- AIM OF THE TASK -
Here you must reproduce each line of the data exactly.

(Interface dataset entries)

========================

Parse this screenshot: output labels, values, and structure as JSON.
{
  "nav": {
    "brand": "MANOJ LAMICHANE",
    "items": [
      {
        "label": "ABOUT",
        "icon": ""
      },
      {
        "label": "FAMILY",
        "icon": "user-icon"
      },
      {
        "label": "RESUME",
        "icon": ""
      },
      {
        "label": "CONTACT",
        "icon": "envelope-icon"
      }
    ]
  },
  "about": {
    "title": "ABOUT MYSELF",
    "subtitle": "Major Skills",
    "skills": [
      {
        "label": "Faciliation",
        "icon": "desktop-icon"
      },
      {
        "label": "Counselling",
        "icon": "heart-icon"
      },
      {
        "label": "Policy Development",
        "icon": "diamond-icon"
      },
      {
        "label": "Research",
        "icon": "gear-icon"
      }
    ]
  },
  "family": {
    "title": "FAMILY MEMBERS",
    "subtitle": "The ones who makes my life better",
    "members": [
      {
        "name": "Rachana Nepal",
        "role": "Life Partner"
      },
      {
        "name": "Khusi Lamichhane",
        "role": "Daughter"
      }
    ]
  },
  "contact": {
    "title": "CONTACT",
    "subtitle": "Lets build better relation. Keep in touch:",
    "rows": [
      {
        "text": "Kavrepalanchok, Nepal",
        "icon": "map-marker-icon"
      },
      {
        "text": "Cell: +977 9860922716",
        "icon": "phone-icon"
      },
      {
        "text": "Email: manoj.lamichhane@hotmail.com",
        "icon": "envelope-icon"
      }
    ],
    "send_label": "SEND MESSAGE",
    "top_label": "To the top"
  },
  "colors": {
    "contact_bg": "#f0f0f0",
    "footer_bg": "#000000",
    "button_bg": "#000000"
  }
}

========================

- ANSWER TO THE PROBLEM -
Parse this screenshot: output labels, values, and structure as JSON.
{
  "nav": {
    "brand": "MANOJ LAMICHANE",
    "items": [
      {
        "label": "ABOUT",
        "icon": ""
      },
      {
        "label": "FAMILY",
        "icon": "user-icon"
      },
      {
        "label": "RESUME",
        "icon": ""
      },
      {
        "label": "CONTACT",
        "icon": "envelope-icon"
      }
    ]
  },
  "about": {
    "title": "ABOUT MYSELF",
    "subtitle": "Major Skills",
    "skills": [
      {
        "label": "Faciliation",
        "icon": "desktop-icon"
      },
      {
        "label": "Counselling",
        "icon": "heart-icon"
      },
      {
        "label": "Policy Development",
        "icon": "diamond-icon"
      },
      {
        "label": "Research",
        "icon": "gear-icon"
      }
    ]
  },
  "family": {
    "title": "FAMILY MEMBERS",
    "subtitle": "The ones who makes my life better",
    "members": [
      {
        "name": "Rachana Nepal",
        "role": "Life Partner"
      },
      {
        "name": "Khusi Lamichhane",
        "role": "Daughter"
      }
    ]
  },
  "contact": {
    "title": "CONTACT",
    "subtitle": "Lets build better relation. Keep in touch:",
    "rows": [
      {
        "text": "Kavrepalanchok, Nepal",
        "icon": "map-marker-icon"
      },
      {
        "text": "Cell: +977 9860922716",
        "icon": "phone-icon"
      },
      {
        "text": "Email: manoj.lamichhane@hotmail.com",
        "icon": "envelope-icon"
      }
    ],
    "send_label": "SEND MESSAGE",
    "top_label": "To the top"
  },
  "colors": {
    "contact_bg": "#f0f0f0",
    "footer_bg": "#000000",
    "button_bg": "#000000"
  }
}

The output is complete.